Communicating the results.

As is self-evident – and described elsewhere on the CSM website – extracting meaning and, especially insight can be very demanding from an intellectual and, possibly a statistical point of view.

There then comes to problem of communicating it in a digestible and informative manner.


There is an anecdote from the Tesco board related to the early days of their loyalty card: after two weeks of study their external consultants – the data analysts (dunnhumby) presented to the Tesco Board and were told that ‘in two weeks, they knew more about the business than the Board knew after many years of operational responsibility’.

Note: we have also had this feedback from a customer that wasn’t altogether pleased! Sometimes, data analytics leads to a level of objectivity that isn’t very welcome!

The point we would wish to make is that the best data analytics in the world are of little-to-no value unless the results are packaged and delivered in an understandable way.

There are many tools on the market – in addition to the ubiquitous PowerPoint – to communicate both complex and fast-moving data effectively.



Perhaps more difficult – and we are sure that this will change – is to extract meaning and communicate the significance of the new forms of data. See, for example, the plot of crowds around Waterloo Station. N.B. These are just people who had uploaded images to Flickr in real-time.

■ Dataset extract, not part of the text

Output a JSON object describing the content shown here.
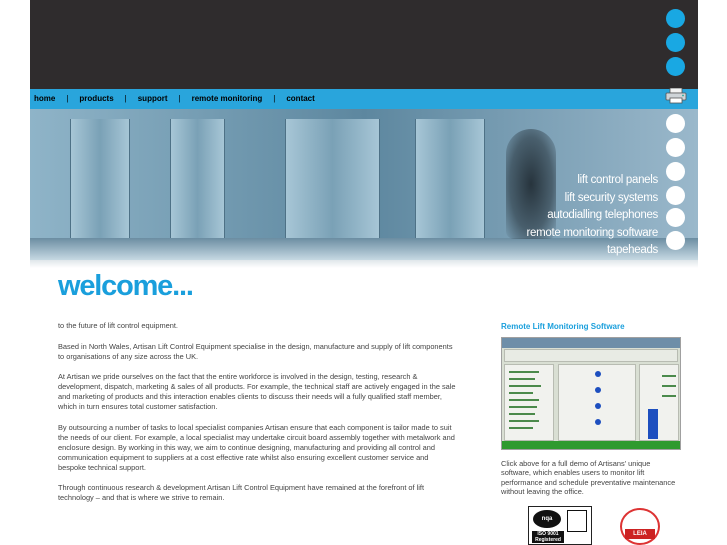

In an abstract context, an image of this type just has interest value but, perhaps in terms of urban planning, this could be extremely valuable. So the key is to embed such information in a narrative that leads the recipients to the result. And it is our experience that this skill is vital as a complement to the skilled statisticians and analysts who have produced the data.

The tools exist but it is how they are used that matters!